PROBLEM DETAILS: An exact copy of all entries is required.

LISTED RECORDS:
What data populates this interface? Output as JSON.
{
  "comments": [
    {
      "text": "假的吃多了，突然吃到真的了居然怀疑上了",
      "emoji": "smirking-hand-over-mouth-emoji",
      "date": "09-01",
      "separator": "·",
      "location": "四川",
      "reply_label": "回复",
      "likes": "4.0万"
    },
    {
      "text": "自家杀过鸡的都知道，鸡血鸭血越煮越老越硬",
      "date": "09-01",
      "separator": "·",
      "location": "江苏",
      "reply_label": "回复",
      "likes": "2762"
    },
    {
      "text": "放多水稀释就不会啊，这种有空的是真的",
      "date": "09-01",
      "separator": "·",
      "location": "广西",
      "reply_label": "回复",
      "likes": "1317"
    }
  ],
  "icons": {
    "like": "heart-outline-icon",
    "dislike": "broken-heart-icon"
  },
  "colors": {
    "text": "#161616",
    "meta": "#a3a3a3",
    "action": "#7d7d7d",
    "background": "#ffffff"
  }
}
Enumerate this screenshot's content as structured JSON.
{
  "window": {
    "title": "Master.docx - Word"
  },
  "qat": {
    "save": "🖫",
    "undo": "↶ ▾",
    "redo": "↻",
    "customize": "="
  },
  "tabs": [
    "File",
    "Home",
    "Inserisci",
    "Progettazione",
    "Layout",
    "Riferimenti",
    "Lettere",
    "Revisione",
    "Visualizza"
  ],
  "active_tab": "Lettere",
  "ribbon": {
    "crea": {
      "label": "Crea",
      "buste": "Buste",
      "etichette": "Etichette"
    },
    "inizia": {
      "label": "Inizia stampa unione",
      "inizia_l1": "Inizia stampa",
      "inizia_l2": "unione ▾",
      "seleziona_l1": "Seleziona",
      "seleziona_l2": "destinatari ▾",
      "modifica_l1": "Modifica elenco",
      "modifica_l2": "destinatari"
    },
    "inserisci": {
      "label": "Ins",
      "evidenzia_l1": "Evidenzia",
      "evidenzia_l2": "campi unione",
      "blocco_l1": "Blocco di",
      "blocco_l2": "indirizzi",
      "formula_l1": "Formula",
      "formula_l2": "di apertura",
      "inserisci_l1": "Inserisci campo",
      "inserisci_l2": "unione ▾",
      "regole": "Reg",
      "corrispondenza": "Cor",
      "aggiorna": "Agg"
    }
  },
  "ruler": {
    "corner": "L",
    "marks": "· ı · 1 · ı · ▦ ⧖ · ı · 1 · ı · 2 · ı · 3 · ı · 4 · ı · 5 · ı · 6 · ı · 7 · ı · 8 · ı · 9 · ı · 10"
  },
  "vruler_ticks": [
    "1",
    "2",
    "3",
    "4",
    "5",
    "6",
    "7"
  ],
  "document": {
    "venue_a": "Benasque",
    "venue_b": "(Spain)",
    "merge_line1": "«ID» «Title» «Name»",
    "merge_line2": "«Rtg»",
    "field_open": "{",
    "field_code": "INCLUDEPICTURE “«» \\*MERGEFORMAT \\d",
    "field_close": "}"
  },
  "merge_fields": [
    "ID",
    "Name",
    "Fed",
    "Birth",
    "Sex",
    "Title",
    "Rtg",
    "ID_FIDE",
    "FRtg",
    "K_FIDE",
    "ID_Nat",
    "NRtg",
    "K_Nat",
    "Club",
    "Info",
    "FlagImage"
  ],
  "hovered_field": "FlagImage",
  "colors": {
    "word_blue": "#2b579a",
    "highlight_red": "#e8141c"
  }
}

EXERCISE RESULT:
What data populates this interface? Output as JSON.
{
  "comments": [
    {
      "text": "假的吃多了，突然吃到真的了居然怀疑上了",
      "emoji": "smirking-hand-over-mouth-emoji",
      "date": "09-01",
      "separator": "·",
      "location": "四川",
      "reply_label": "回复",
      "likes": "4.0万"
    },
    {
      "text": "自家杀过鸡的都知道，鸡血鸭血越煮越老越硬",
      "date": "09-01",
      "separator": "·",
      "location": "江苏",
      "reply_label": "回复",
      "likes": "2762"
    },
    {
      "text": "放多水稀释就不会啊，这种有空的是真的",
      "date": "09-01",
      "separator": "·",
      "location": "广西",
      "reply_label": "回复",
      "likes": "1317"
    }
  ],
  "icons": {
    "like": "heart-outline-icon",
    "dislike": "broken-heart-icon"
  },
  "colors": {
    "text": "#161616",
    "meta": "#a3a3a3",
    "action": "#7d7d7d",
    "background": "#ffffff"
  }
}
Enumerate this screenshot's content as structured JSON.
{
  "window": {
    "title": "Master.docx - Word"
  },
  "qat": {
    "save": "🖫",
    "undo": "↶ ▾",
    "redo": "↻",
    "customize": "="
  },
  "tabs": [
    "File",
    "Home",
    "Inserisci",
    "Progettazione",
    "Layout",
    "Riferimenti",
    "Lettere",
    "Revisione",
    "Visualizza"
  ],
  "active_tab": "Lettere",
  "ribbon": {
    "crea": {
      "label": "Crea",
      "buste": "Buste",
      "etichette": "Etichette"
    },
    "inizia": {
      "label": "Inizia stampa unione",
      "inizia_l1": "Inizia stampa",
      "inizia_l2": "unione ▾",
      "seleziona_l1": "Seleziona",
      "seleziona_l2": "destinatari ▾",
      "modifica_l1": "Modifica elenco",
      "modifica_l2": "destinatari"
    },
    "inserisci": {
      "label": "Ins",
      "evidenzia_l1": "Evidenzia",
      "evidenzia_l2": "campi unione",
      "blocco_l1": "Blocco di",
      "blocco_l2": "indirizzi",
      "formula_l1": "Formula",
      "formula_l2": "di apertura",
      "inserisci_l1": "Inserisci campo",
      "inserisci_l2": "unione ▾",
      "regole": "Reg",
      "corrispondenza": "Cor",
      "aggiorna": "Agg"
    }
  },
  "ruler": {
    "corner": "L",
    "marks": "· ı · 1 · ı · ▦ ⧖ · ı · 1 · ı · 2 · ı · 3 · ı · 4 · ı · 5 · ı · 6 · ı · 7 · ı · 8 · ı · 9 · ı · 10"
  },
  "vruler_ticks": [
    "1",
    "2",
    "3",
    "4",
    "5",
    "6",
    "7"
  ],
  "document": {
    "venue_a": "Benasque",
    "venue_b": "(Spain)",
    "merge_line1": "«ID» «Title» «Name»",
    "merge_line2": "«Rtg»",
    "field_open": "{",
    "field_code": "INCLUDEPICTURE “«» \\*MERGEFORMAT \\d",
    "field_close": "}"
  },
  "merge_fields": [
    "ID",
    "Name",
    "Fed",
    "Birth",
    "Sex",
    "Title",
    "Rtg",
    "ID_FIDE",
    "FRtg",
    "K_FIDE",
    "ID_Nat",
    "NRtg",
    "K_Nat",
    "Club",
    "Info",
    "FlagImage"
  ],
  "hovered_field": "FlagImage",
  "colors": {
    "word_blue": "#2b579a",
    "highlight_red": "#e8141c"
  }
}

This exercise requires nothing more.